This may indeed be a First Amendment requirement, but the court hasn’t had occasion to reach that question, because it just hasn’t arisen often enough. Historically, defamation of the dead could give rise to a criminal prosecution — the prohibition was generally justified either on moral grounds, or on the grounds that libels of the dead can lead to fights or even duels — and some state statutes still authorize that. But I don’t know of a single such prosecution in the past 30 years; I doubt that such laws would be viewed as constitutional today; and these laws have not eroded the common-law rule that there is no civil liability for defaming the dead.

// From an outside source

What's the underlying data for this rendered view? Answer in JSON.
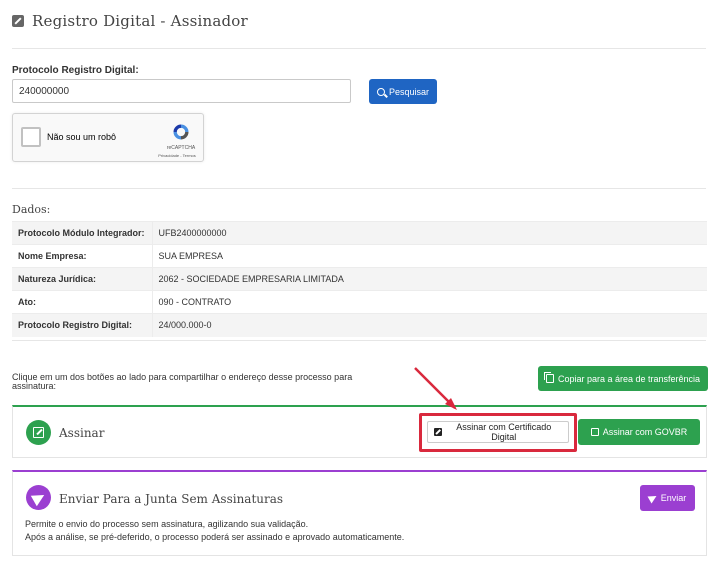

If such a statement was made when Prince was alive, he could win a libel lawsuit if the Enquirer knew the statement was false, or knew it was quite likely false but printed it in reckless disregard of its likely falsehood. That’s the legal standard required for a living public figure — such as someone of Prince’s fame — to recover in a libel case. But now that he is dead, civil libel law no longer applies, however much the statement might upset Prince’s relatives (or even if the statement economically damages the estate and thus the relatives).
Note, though, that a statement about the dead might also defame the living, and the living can sue for injury to their own reputations. Thus, for instance, saying that Don, who is dead, was a criminal is not civilly actionable, even if it’s an outright lie, and even if it understandably upsets his son Stan. But if the statement is that Don is a criminal and Stan was his co-conspirator, that defames Stan, and Stan can sue for the injury to his own reputation.
See also this article in The Wrap, which reaches a similar conclusion.